In an effort to open up Internet usage and ease of use in countries like China and India, SGNIC, the Singapore domain name manager, has begun a trial of internationalised domain names in Chinese and Tamil.
SGNIC has started a trial of non-English language character domain
names in Chinese and Tamil. The rationale is that non-English speakers
in the huge emerging Chinese and Indian economies are encountering
difficulties in Internet use because of having to remember and use
unfamiliar characters in their domain names. The six-month trial is
being used to gauge consumer reaction to the system. Singapore Telecom
(SingTel) is also conducting their own, but private, trial with
SGNIC have a good explanation of how the trial will work on their web site at http://www.idn.sg/howdoesIDNwork.html.
Some browsers, like Firefox, already support it whilst other browsers,
like Internet Explorer, will need a plug-in. The system works by
expressing the domain name in Punycode, which is an ASCII
representation of a Unicode string.
The trial is not only open to existing Singapore domain name
registrants. However overseas entities will need a Singapore
representative to take part.
Whilst it is obviously a great idea to open up the Internet more to
non-English speakers, I wonder if this is the best way to do it. Should
this approach work it will mean that companies wanting to address these
markets will need to register yet more domain names, and manage them. I
would have thought a better system would have been to attempt to
develop a multi-lingual form of domain names, so that depending on the
language set in the browser you were using that the appropriate form of
a domain name could be used. Since this would require a vast overhaul
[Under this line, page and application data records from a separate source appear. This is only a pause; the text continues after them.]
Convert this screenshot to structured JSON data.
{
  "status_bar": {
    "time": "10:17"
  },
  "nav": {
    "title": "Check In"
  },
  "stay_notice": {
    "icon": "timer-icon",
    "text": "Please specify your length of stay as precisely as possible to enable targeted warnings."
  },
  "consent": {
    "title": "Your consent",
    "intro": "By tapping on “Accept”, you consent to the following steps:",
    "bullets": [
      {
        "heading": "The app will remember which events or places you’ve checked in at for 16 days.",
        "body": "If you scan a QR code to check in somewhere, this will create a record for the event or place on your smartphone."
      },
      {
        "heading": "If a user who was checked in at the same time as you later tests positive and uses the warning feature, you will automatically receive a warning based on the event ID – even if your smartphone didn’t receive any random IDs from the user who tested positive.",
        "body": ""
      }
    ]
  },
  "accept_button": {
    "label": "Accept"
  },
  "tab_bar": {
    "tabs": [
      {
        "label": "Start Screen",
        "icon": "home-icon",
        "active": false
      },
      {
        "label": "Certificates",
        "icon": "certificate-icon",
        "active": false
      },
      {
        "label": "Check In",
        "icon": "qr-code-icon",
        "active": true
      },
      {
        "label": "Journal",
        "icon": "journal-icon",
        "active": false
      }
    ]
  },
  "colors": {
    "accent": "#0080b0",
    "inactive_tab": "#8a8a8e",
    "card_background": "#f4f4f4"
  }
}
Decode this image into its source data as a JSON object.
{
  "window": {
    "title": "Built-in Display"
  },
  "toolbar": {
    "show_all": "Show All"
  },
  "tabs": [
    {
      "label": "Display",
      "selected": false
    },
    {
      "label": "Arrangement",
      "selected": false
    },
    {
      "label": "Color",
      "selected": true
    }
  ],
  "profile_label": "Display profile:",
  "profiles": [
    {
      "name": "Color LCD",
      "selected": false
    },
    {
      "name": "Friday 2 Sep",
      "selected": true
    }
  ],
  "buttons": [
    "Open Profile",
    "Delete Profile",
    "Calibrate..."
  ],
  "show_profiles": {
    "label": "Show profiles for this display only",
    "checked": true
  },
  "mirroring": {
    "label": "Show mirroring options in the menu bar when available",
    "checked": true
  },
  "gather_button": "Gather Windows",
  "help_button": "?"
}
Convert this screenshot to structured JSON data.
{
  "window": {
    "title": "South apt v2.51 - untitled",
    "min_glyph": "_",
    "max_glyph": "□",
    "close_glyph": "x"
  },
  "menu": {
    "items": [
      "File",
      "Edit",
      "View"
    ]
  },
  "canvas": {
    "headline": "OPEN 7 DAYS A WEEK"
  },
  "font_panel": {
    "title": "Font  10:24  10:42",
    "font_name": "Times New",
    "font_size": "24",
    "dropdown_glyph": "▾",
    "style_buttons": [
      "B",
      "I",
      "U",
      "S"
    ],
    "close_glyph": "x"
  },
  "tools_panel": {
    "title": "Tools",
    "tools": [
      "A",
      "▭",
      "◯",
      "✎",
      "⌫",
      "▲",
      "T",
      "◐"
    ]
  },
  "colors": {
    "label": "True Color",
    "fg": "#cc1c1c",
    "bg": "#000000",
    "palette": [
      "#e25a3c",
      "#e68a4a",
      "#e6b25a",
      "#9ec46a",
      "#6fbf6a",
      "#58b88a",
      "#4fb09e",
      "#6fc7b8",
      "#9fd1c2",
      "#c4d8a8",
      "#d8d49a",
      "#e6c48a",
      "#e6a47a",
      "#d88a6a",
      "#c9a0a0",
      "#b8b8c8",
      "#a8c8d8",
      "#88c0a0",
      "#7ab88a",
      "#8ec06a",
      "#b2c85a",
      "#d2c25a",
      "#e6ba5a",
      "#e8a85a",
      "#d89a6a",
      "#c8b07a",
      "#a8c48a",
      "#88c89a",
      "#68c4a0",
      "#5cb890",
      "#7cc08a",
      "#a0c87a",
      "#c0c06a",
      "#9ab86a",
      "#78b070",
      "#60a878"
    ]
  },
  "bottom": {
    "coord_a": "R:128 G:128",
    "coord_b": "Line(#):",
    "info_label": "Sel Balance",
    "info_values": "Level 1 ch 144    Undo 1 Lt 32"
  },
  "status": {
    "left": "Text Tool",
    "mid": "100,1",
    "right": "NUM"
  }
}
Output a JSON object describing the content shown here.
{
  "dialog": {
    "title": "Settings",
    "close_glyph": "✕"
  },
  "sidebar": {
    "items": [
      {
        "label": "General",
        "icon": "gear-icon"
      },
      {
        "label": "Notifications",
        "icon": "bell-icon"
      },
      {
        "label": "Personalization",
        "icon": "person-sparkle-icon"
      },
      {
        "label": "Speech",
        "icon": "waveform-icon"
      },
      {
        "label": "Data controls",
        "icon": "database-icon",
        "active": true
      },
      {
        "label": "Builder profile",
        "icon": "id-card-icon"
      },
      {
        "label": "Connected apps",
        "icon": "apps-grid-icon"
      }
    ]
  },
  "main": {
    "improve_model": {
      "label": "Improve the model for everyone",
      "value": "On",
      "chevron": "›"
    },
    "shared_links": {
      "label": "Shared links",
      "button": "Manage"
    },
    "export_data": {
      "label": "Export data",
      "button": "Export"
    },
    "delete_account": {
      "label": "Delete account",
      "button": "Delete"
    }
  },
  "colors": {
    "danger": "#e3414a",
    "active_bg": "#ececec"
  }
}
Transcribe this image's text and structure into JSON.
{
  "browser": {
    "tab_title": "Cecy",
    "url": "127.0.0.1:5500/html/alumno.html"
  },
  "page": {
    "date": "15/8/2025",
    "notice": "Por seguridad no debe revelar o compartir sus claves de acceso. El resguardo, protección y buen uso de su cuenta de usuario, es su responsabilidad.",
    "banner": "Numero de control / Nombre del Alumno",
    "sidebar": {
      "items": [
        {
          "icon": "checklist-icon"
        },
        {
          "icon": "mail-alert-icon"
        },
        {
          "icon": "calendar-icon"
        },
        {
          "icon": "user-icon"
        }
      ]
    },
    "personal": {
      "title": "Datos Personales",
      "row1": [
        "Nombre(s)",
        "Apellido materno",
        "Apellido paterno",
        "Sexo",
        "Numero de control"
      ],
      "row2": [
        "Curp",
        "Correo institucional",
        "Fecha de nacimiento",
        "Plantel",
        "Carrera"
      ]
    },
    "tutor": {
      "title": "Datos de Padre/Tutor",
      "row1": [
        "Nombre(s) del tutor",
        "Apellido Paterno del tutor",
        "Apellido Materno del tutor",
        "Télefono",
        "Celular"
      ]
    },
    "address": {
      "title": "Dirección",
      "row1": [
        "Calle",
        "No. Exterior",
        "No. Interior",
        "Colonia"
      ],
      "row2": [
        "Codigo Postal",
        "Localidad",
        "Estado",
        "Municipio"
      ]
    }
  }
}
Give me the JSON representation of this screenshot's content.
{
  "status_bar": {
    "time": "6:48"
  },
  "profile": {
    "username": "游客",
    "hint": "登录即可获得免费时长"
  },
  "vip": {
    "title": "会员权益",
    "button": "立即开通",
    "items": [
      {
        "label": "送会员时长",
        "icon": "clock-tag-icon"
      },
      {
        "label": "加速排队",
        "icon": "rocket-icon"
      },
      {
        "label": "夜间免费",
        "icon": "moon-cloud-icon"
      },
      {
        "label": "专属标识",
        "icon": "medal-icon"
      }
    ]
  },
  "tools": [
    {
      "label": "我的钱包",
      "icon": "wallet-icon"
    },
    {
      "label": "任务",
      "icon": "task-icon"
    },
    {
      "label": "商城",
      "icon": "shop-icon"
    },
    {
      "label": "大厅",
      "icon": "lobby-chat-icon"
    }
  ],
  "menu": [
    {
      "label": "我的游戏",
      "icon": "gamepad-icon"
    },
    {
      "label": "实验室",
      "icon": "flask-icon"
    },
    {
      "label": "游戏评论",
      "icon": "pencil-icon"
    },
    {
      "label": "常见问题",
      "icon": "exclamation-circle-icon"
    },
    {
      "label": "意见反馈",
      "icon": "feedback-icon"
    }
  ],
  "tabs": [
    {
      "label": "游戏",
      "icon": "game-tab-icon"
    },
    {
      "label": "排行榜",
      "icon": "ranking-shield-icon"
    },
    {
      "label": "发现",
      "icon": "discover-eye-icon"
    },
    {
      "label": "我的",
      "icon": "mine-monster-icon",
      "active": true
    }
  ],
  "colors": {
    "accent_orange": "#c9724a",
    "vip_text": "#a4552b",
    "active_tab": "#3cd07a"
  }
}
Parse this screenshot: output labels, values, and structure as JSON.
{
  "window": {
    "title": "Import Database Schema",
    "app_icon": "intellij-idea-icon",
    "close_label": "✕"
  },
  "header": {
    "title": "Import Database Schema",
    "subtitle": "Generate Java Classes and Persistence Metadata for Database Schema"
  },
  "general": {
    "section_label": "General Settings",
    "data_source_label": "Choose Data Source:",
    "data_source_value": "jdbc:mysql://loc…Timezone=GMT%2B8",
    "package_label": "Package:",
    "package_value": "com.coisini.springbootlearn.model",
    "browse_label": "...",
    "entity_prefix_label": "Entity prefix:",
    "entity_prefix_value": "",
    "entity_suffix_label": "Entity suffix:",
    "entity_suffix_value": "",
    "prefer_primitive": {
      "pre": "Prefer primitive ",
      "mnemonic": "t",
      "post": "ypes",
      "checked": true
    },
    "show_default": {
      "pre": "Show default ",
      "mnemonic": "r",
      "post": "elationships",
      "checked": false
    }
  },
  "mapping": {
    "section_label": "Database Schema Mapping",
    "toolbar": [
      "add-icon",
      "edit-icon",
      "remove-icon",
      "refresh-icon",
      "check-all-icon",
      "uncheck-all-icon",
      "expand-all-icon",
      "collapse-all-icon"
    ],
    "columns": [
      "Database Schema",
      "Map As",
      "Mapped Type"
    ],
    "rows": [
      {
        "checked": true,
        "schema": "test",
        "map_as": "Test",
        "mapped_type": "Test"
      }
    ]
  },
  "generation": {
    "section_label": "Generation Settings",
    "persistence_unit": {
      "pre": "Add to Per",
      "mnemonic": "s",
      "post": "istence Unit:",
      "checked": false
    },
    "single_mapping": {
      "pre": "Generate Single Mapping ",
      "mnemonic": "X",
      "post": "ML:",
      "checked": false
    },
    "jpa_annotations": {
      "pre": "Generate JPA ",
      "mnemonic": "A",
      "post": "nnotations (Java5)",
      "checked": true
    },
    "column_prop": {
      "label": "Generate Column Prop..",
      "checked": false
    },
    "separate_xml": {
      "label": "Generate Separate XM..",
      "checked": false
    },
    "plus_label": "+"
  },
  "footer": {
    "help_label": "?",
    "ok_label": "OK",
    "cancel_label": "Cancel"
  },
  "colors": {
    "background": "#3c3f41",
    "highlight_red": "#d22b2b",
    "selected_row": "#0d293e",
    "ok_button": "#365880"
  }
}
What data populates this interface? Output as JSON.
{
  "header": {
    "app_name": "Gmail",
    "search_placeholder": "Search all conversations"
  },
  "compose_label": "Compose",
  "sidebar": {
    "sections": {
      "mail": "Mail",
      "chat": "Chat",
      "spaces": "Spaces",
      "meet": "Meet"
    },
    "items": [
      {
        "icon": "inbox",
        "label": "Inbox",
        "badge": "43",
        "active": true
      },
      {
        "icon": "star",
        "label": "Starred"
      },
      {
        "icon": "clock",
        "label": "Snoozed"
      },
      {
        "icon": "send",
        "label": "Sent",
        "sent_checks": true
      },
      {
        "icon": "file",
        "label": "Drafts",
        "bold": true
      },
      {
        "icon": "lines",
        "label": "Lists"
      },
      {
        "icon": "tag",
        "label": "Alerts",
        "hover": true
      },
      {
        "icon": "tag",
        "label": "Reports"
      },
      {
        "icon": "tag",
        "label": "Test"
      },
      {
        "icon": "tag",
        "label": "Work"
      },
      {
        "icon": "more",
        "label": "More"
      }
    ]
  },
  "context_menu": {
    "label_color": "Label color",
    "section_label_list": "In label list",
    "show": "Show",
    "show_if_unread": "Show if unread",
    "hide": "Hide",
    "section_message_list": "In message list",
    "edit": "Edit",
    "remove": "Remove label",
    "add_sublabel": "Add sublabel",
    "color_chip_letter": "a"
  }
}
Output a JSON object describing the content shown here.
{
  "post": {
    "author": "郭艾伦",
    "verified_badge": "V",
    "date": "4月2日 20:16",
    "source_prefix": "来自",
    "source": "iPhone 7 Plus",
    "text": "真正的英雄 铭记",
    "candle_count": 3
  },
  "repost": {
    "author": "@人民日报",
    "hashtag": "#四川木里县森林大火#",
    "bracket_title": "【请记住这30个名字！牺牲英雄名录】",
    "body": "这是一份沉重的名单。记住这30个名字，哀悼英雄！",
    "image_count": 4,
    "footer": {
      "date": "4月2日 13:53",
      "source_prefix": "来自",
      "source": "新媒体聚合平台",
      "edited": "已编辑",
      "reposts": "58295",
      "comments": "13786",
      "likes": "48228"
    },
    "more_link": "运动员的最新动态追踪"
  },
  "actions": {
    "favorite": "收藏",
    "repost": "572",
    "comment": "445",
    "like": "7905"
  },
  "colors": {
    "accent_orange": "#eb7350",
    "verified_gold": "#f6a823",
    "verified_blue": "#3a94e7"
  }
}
of the domain name registration and resolution systems I guess it is a
good idea first to look at other alternatives. I just worry that we are
propagating the Tower of Babel syndrome.